Judges who would like to exclude problematic testimony from their courtrooms face a major problem. When holding a Daubert hearing, the judge or a trusted advisor must have the skill set that would allow identification of testimony that does not meet Daubert standards. In some cases this is easy. For example, if a pathology expert were to claim that Papanicolaou tests are 100% sensitive in detecting adenocarcinoma of the cervix, this testimony could easily be recognized as violating multiple Daubert criteria and could be excluded. However, the more common pathology legal scenario is a disagreement over the interpretation of a morphologic finding. For example, if one expert points at a cell and says “this is the cancer,” but another expert says “that is a reactive endocervical cell,” the judge will of course lack the skill set to evaluate these opinions. Turning disagreement that is beyond the skill set of the judge over to a jury—the current state of the judicial art—is unlikely to clarify the central issue before the court, which is, did the diagnosis constitute malpractice? For the court proceedings to reflect clinical reality, the judge needs unbiased expert advice.
In fact, judges have been encouraged to seek assistance from the scientific community in evaluating Daubert challenges to expert testimony, but the rules for obtaining this assistance vary from venue to venue. Federal judges and at least some state judges have a number of avenues to obtain technical assistance, but, to my knowledge, at this point it is very uncommon for the state judges who oversee malpractice cases to seek unbiased expert advice.70–72

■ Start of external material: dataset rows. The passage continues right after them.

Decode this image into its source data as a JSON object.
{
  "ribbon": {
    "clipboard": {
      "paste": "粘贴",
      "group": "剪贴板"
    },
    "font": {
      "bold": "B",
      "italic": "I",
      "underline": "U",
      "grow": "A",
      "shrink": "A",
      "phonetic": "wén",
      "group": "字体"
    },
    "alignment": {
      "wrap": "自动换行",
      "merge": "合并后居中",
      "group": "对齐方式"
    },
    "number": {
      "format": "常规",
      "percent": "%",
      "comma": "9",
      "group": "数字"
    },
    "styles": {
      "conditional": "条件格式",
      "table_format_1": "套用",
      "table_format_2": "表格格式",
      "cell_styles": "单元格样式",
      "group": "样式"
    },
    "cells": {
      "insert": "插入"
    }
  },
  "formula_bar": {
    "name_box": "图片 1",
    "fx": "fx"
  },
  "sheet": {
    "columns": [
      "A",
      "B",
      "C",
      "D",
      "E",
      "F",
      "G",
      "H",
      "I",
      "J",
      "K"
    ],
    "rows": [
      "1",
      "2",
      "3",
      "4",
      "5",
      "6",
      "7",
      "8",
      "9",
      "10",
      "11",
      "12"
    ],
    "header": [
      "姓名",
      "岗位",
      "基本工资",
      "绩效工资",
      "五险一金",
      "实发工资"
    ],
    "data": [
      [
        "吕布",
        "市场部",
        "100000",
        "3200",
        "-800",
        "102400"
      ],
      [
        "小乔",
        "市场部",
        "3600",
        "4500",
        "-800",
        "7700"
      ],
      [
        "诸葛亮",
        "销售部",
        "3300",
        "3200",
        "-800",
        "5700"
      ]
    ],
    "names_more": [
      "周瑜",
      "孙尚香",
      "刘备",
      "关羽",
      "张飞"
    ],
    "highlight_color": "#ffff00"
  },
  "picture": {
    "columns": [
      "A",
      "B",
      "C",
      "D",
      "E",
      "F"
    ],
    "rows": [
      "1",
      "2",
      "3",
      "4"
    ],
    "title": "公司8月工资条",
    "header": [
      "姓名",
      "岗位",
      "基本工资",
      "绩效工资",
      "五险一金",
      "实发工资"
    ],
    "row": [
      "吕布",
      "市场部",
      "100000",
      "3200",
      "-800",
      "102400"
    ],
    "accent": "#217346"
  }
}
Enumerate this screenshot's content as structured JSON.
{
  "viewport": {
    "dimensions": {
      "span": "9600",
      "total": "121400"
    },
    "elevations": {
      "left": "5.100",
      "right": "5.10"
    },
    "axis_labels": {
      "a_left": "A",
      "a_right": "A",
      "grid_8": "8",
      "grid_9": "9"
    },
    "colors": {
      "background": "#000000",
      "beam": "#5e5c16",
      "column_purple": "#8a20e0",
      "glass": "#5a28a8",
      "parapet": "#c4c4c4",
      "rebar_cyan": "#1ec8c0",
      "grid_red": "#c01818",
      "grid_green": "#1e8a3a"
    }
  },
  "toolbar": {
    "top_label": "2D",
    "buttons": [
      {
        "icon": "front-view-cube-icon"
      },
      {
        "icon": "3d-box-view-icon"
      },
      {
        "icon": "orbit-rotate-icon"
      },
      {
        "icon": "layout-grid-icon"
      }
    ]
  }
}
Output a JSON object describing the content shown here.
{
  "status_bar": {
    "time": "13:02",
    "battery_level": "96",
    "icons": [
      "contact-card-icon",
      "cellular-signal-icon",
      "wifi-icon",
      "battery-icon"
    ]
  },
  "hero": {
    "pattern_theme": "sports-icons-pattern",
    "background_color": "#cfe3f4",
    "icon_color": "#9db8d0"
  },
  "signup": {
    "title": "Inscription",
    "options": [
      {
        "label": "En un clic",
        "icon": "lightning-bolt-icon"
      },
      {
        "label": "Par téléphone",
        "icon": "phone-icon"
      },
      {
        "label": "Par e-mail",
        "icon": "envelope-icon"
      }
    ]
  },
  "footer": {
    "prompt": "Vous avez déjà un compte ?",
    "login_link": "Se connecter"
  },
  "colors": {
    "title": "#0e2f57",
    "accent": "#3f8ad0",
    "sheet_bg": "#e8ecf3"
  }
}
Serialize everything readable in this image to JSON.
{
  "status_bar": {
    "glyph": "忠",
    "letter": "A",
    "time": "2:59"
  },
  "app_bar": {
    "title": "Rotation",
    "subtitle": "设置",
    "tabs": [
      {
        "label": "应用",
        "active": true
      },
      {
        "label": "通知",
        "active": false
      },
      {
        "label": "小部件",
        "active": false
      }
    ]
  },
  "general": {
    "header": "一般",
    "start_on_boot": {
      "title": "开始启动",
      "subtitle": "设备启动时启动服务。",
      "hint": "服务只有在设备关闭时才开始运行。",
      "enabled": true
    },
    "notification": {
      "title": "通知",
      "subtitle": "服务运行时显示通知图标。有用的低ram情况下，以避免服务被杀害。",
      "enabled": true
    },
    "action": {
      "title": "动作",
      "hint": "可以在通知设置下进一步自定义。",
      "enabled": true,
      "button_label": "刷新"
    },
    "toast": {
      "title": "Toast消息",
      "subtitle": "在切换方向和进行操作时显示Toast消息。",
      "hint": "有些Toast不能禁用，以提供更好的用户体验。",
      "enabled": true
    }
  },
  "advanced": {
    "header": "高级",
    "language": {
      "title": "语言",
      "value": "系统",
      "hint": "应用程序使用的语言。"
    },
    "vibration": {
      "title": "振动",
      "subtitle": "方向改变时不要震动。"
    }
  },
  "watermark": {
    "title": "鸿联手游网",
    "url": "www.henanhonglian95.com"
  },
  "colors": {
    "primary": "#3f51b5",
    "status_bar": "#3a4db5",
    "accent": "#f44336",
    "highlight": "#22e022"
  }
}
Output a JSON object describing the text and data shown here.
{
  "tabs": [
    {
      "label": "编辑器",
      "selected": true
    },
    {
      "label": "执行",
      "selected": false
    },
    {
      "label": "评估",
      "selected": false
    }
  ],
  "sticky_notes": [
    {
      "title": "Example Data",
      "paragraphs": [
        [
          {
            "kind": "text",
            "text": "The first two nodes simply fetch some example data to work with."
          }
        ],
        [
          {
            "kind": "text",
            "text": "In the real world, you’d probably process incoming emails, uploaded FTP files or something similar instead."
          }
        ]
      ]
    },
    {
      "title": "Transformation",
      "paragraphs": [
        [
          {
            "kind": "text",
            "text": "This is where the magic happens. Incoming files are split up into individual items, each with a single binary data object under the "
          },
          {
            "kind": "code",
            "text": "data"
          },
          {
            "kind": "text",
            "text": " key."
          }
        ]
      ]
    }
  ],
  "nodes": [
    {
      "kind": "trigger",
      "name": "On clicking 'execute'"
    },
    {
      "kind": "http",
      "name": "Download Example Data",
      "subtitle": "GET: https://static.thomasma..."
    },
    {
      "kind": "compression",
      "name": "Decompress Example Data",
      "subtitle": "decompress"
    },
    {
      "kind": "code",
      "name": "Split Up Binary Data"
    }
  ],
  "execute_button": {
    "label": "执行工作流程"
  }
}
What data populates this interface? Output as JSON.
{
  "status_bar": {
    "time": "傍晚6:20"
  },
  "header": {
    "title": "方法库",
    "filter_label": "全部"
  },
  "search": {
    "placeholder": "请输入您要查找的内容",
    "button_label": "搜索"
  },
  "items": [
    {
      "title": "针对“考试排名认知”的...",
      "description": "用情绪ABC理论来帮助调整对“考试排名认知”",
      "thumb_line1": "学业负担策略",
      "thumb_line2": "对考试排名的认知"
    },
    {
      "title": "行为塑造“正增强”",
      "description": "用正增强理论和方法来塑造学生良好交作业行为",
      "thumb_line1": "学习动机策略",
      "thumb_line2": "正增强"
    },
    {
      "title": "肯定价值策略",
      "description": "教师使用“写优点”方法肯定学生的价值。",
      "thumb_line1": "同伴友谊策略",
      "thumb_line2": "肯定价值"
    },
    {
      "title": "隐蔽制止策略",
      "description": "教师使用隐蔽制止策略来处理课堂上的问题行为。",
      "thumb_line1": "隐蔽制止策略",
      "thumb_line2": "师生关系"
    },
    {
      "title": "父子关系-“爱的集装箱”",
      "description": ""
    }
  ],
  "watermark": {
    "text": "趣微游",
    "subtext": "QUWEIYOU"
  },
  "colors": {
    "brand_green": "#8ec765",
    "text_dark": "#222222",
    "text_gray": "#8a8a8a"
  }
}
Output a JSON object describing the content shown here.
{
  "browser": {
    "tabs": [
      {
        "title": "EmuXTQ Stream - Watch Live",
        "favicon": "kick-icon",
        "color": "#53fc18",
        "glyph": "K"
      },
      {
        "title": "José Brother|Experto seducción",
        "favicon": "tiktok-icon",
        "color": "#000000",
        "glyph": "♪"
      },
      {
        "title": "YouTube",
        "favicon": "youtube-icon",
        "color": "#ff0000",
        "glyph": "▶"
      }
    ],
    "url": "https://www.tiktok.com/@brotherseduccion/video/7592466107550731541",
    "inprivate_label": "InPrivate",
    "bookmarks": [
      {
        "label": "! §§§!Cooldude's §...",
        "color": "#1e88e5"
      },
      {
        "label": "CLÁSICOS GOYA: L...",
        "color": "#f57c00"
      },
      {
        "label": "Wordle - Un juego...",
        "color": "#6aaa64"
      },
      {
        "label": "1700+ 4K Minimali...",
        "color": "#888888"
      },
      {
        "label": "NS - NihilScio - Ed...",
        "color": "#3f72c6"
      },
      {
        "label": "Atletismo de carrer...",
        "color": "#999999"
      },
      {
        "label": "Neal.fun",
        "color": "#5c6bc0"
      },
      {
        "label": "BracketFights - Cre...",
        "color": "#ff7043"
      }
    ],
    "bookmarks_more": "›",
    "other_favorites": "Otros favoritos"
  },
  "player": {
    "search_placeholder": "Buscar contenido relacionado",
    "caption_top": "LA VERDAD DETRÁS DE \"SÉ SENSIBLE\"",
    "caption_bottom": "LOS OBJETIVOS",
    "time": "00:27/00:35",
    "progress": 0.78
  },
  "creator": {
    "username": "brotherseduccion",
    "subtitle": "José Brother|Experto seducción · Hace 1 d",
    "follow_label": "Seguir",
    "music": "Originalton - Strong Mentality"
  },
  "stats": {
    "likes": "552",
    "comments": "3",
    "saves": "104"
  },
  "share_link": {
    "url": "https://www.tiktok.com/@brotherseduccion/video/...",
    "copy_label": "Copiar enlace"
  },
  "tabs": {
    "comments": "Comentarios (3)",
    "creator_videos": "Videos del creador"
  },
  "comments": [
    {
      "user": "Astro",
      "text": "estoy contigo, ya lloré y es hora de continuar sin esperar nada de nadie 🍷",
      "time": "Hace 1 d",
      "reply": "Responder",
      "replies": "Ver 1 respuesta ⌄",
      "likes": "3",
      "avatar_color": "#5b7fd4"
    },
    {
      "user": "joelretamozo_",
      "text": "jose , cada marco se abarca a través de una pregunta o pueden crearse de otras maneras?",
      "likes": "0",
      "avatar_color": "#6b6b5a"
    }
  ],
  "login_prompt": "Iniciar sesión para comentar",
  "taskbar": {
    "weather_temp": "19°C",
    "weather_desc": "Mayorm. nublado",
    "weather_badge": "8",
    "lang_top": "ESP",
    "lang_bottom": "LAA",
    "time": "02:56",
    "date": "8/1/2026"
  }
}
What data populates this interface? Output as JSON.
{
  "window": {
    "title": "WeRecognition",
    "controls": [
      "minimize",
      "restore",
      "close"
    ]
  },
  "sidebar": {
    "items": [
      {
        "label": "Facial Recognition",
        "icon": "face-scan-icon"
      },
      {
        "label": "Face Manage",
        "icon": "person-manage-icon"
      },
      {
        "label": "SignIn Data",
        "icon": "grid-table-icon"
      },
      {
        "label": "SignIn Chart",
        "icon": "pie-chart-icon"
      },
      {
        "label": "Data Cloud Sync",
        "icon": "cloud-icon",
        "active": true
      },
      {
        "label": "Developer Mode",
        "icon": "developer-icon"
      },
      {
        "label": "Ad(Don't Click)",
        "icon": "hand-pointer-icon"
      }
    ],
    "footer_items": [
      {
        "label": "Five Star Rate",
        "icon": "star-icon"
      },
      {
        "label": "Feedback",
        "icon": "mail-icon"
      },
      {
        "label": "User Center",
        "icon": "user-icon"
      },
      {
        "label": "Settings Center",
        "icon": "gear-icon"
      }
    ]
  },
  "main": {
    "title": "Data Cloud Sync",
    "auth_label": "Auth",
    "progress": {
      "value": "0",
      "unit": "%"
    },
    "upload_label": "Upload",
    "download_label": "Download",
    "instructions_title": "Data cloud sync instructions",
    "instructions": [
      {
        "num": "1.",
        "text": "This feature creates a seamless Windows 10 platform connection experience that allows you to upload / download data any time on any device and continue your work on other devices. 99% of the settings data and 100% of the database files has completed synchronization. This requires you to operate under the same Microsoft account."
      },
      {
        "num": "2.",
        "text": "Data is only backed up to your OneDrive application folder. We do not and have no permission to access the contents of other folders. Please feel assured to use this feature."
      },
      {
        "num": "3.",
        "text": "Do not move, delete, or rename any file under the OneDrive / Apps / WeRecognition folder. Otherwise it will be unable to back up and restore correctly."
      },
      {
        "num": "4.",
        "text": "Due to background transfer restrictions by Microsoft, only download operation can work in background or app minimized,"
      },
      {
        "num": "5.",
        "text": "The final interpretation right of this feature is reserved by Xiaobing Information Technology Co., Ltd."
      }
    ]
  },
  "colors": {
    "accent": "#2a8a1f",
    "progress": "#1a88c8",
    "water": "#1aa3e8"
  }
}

If judges trying complex malpractice cases were to offer the protection of judicial immunity for sounding board– type pathology assistance, I believe this immunity would allow pathologists to avoid the legal threats faced by physician-initiated peer review. For this type of volunteer system to function, judges would have to expand their use of protected technical advisors, and medical organizations would have to establish mechanisms to provide unbiased expert advisors capable of providing peer review with high credibility. If expert advisors are not available to judges, it becomes a self-fulfilling prophesy that their assistance will not be requested. The goal in establishing an advisor system would be for use of pathology volunteer experts to become the judicial standard of practice for judges evaluating expert testimony.
In pathology malpractice litigation, juries have the responsibility to decide whether a pathologist's conduct in a particular instance fell below an acceptable professional standard of care, and if so, was that conduct a proximate cause of injury to the plaintiff. As with any test that we are familiar with in medicine, for a variety of reasons, the jury test is vulnerable to both false-positive and false-negative results. I believe that misleading expert witness testimony is an important factor that can result in either a false finding of malpractice or a false finding of no malpractice. Unfortunately, in an adversarial system, I think it is unlikely that all expert testimony will ever be completely congruent with clinical practice. However, the goal is improvement, not perfection.
If pathologists as a group were to reach a consensus that it is important that juries come to correct decisions about allegations of pathology error, we could address areas unique to pathology litigation ourselves, while cooperating as a group with organized medicine, business groups, and politicians in areas in which we have shared goals for improving the function of the tort system. However, given the many competing priorities facing organized pathology, it may be more productive for pathologists who have an interest in reforming the tort system to pursue their interest as individuals or in cooperation with nonpathologist physicians.
Diane D. Davey, MD, Kathy Foucar, MD, and Bruce R. Smoller, MD, reviewed this manuscript and provided helpful suggestions.
The author has no relevant financial interest in the products or companies described in this article.
Presented at the College of American Pathologists Special Topic Symposium, Error in Pathology and Laboratory Medicine: Practical Lessons for the Pathologist, Phoenix, Ariz, September 20, 2004.
Reprints: Elliott Foucar, MD, 14029 Wind Mountain Rd NE, Albuquerque, NM 87112 (email@example.com)